Task brief: I'd like every record given again exactly, please.

Information given:
BEGIN

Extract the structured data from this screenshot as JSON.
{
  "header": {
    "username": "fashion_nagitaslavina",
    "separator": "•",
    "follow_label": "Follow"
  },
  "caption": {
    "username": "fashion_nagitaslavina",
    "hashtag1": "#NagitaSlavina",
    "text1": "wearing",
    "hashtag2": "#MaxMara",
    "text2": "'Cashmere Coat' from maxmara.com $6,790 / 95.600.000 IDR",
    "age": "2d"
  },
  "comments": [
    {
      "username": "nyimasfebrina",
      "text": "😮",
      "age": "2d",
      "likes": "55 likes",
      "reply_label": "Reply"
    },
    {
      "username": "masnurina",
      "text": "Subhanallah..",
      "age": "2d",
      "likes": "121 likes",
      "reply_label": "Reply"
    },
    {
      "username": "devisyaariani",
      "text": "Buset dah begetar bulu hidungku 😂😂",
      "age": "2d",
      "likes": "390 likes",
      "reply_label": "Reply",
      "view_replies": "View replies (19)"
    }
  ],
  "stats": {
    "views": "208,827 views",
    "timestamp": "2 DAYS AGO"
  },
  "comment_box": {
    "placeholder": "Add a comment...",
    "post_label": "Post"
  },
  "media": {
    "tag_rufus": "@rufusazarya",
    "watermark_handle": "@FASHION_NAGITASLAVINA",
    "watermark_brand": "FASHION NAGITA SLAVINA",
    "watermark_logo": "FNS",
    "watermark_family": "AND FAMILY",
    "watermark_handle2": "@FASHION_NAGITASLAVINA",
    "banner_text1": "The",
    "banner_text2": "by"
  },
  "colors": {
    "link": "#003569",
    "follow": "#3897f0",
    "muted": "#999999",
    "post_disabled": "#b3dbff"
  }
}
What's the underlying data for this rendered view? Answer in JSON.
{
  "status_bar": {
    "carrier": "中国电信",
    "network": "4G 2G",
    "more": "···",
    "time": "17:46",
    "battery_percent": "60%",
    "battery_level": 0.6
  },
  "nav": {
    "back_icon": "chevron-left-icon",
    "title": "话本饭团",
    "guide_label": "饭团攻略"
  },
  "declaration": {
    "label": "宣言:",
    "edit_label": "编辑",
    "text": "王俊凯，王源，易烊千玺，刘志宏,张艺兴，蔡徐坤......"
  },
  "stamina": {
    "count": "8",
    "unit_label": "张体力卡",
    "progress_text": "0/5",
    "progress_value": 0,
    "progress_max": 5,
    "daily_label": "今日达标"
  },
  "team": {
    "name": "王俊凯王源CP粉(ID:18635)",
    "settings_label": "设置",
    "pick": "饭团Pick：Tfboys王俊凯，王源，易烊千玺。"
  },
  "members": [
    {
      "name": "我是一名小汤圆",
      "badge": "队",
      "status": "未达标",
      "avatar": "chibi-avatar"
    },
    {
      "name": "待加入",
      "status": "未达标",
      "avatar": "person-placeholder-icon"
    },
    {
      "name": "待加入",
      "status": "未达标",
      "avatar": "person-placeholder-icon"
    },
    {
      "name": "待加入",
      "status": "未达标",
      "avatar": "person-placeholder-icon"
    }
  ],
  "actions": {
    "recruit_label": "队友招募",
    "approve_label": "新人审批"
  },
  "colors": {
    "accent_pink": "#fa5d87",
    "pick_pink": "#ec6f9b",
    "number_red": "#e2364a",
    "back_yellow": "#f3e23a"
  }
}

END

Response for this exercise:
Extract the structured data from this screenshot as JSON.
{
  "header": {
    "username": "fashion_nagitaslavina",
    "separator": "•",
    "follow_label": "Follow"
  },
  "caption": {
    "username": "fashion_nagitaslavina",
    "hashtag1": "#NagitaSlavina",
    "text1": "wearing",
    "hashtag2": "#MaxMara",
    "text2": "'Cashmere Coat' from maxmara.com $6,790 / 95.600.000 IDR",
    "age": "2d"
  },
  "comments": [
    {
      "username": "nyimasfebrina",
      "text": "😮",
      "age": "2d",
      "likes": "55 likes",
      "reply_label": "Reply"
    },
    {
      "username": "masnurina",
      "text": "Subhanallah..",
      "age": "2d",
      "likes": "121 likes",
      "reply_label": "Reply"
    },
    {
      "username": "devisyaariani",
      "text": "Buset dah begetar bulu hidungku 😂😂",
      "age": "2d",
      "likes": "390 likes",
      "reply_label": "Reply",
      "view_replies": "View replies (19)"
    }
  ],
  "stats": {
    "views": "208,827 views",
    "timestamp": "2 DAYS AGO"
  },
  "comment_box": {
    "placeholder": "Add a comment...",
    "post_label": "Post"
  },
  "media": {
    "tag_rufus": "@rufusazarya",
    "watermark_handle": "@FASHION_NAGITASLAVINA",
    "watermark_brand": "FASHION NAGITA SLAVINA",
    "watermark_logo": "FNS",
    "watermark_family": "AND FAMILY",
    "watermark_handle2": "@FASHION_NAGITASLAVINA",
    "banner_text1": "The",
    "banner_text2": "by"
  },
  "colors": {
    "link": "#003569",
    "follow": "#3897f0",
    "muted": "#999999",
    "post_disabled": "#b3dbff"
  }
}
What's the underlying data for this rendered view? Answer in JSON.
{
  "status_bar": {
    "carrier": "中国电信",
    "network": "4G 2G",
    "more": "···",
    "time": "17:46",
    "battery_percent": "60%",
    "battery_level": 0.6
  },
  "nav": {
    "back_icon": "chevron-left-icon",
    "title": "话本饭团",
    "guide_label": "饭团攻略"
  },
  "declaration": {
    "label": "宣言:",
    "edit_label": "编辑",
    "text": "王俊凯，王源，易烊千玺，刘志宏,张艺兴，蔡徐坤......"
  },
  "stamina": {
    "count": "8",
    "unit_label": "张体力卡",
    "progress_text": "0/5",
    "progress_value": 0,
    "progress_max": 5,
    "daily_label": "今日达标"
  },
  "team": {
    "name": "王俊凯王源CP粉(ID:18635)",
    "settings_label": "设置",
    "pick": "饭团Pick：Tfboys王俊凯，王源，易烊千玺。"
  },
  "members": [
    {
      "name": "我是一名小汤圆",
      "badge": "队",
      "status": "未达标",
      "avatar": "chibi-avatar"
    },
    {
      "name": "待加入",
      "status": "未达标",
      "avatar": "person-placeholder-icon"
    },
    {
      "name": "待加入",
      "status": "未达标",
      "avatar": "person-placeholder-icon"
    },
    {
      "name": "待加入",
      "status": "未达标",
      "avatar": "person-placeholder-icon"
    }
  ],
  "actions": {
    "recruit_label": "队友招募",
    "approve_label": "新人审批"
  },
  "colors": {
    "accent_pink": "#fa5d87",
    "pick_pink": "#ec6f9b",
    "number_red": "#e2364a",
    "back_yellow": "#f3e23a"
  }
}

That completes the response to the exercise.